• **EXERCISE REQUIREMENTS**
Your task is to filter the entries and copy every line containing the string "from".

• **DATA SHOWN**
== Segment start ==
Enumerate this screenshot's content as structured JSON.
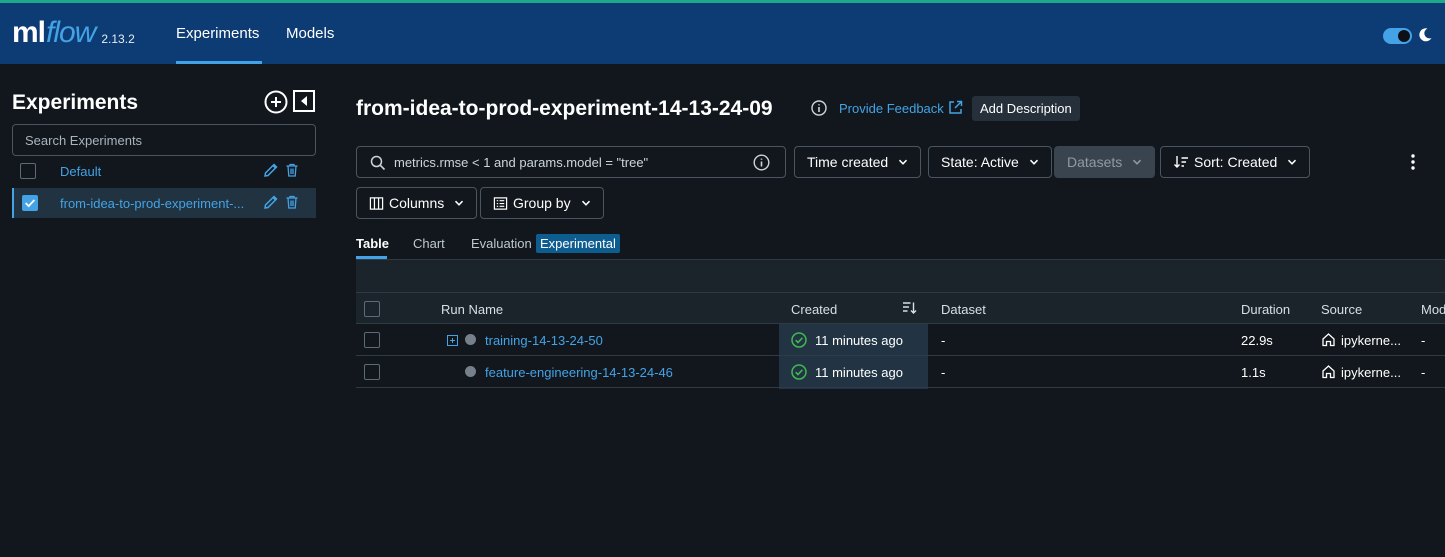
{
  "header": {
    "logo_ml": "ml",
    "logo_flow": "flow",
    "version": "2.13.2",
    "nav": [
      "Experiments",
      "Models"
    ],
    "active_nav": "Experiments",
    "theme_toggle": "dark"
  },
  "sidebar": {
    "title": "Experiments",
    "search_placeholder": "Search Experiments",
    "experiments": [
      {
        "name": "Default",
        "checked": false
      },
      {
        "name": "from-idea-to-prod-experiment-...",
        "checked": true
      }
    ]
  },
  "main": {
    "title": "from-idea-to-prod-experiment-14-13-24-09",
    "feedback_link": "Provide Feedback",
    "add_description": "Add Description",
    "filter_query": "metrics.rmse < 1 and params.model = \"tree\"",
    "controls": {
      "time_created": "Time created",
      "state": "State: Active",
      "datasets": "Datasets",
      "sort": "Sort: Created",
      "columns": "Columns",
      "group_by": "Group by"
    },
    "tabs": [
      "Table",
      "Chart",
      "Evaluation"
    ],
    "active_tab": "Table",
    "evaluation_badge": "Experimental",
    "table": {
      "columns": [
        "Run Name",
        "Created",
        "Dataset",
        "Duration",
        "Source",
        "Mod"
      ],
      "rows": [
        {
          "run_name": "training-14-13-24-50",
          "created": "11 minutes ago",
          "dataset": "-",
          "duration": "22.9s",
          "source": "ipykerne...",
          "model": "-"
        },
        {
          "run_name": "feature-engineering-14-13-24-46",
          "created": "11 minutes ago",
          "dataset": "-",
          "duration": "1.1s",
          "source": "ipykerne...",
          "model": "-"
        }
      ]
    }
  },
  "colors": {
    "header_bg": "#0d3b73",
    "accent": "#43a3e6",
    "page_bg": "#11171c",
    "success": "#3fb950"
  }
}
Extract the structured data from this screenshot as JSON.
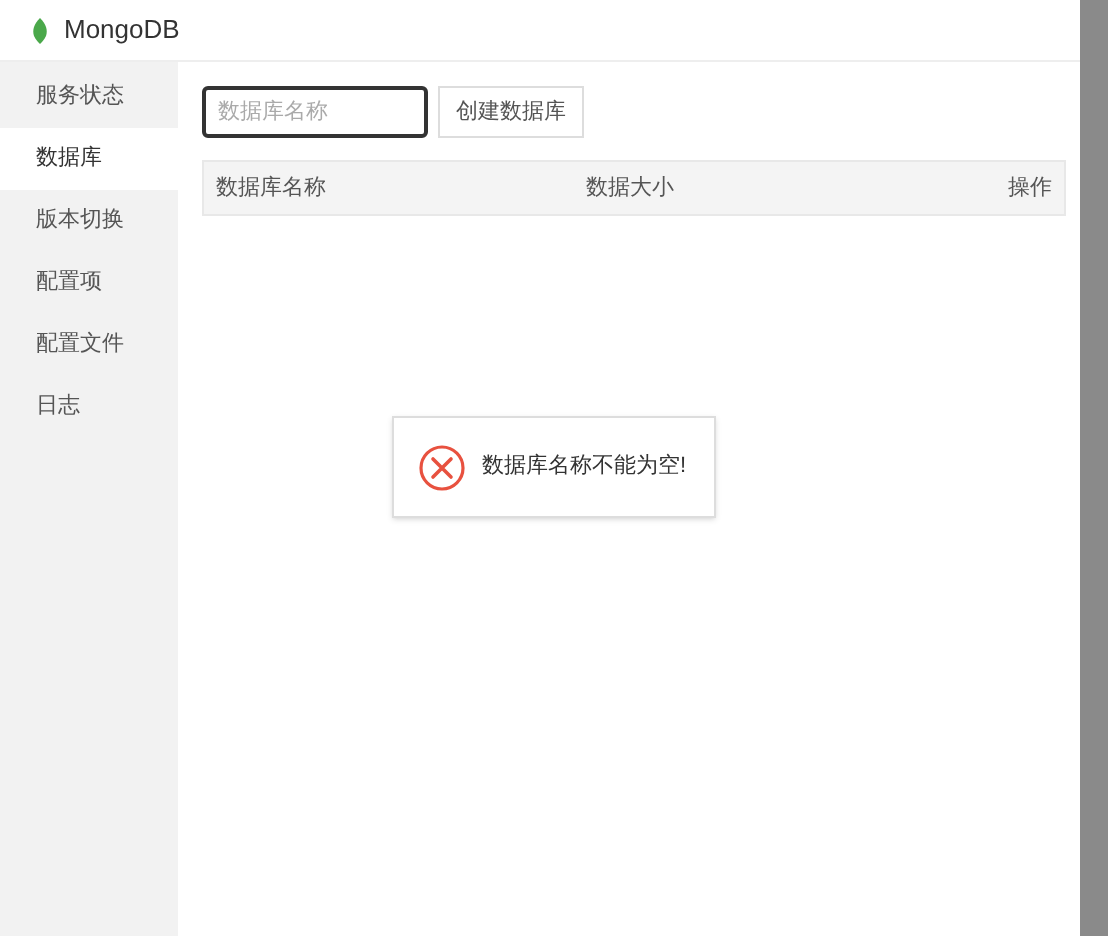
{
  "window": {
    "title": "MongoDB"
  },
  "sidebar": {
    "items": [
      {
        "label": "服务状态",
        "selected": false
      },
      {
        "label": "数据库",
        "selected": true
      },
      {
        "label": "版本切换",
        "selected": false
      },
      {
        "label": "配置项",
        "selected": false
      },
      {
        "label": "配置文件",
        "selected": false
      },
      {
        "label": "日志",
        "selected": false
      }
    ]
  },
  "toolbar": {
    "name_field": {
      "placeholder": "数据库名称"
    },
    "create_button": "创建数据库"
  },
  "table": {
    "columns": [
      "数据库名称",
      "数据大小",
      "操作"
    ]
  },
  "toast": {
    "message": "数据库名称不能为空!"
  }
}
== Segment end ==
• **EXPECTED OUTPUT**
        "name": "from-idea-to-prod-experiment-...",
    "title": "from-idea-to-prod-experiment-14-13-24-09",
Extract the structured data from this screenshot as JSON.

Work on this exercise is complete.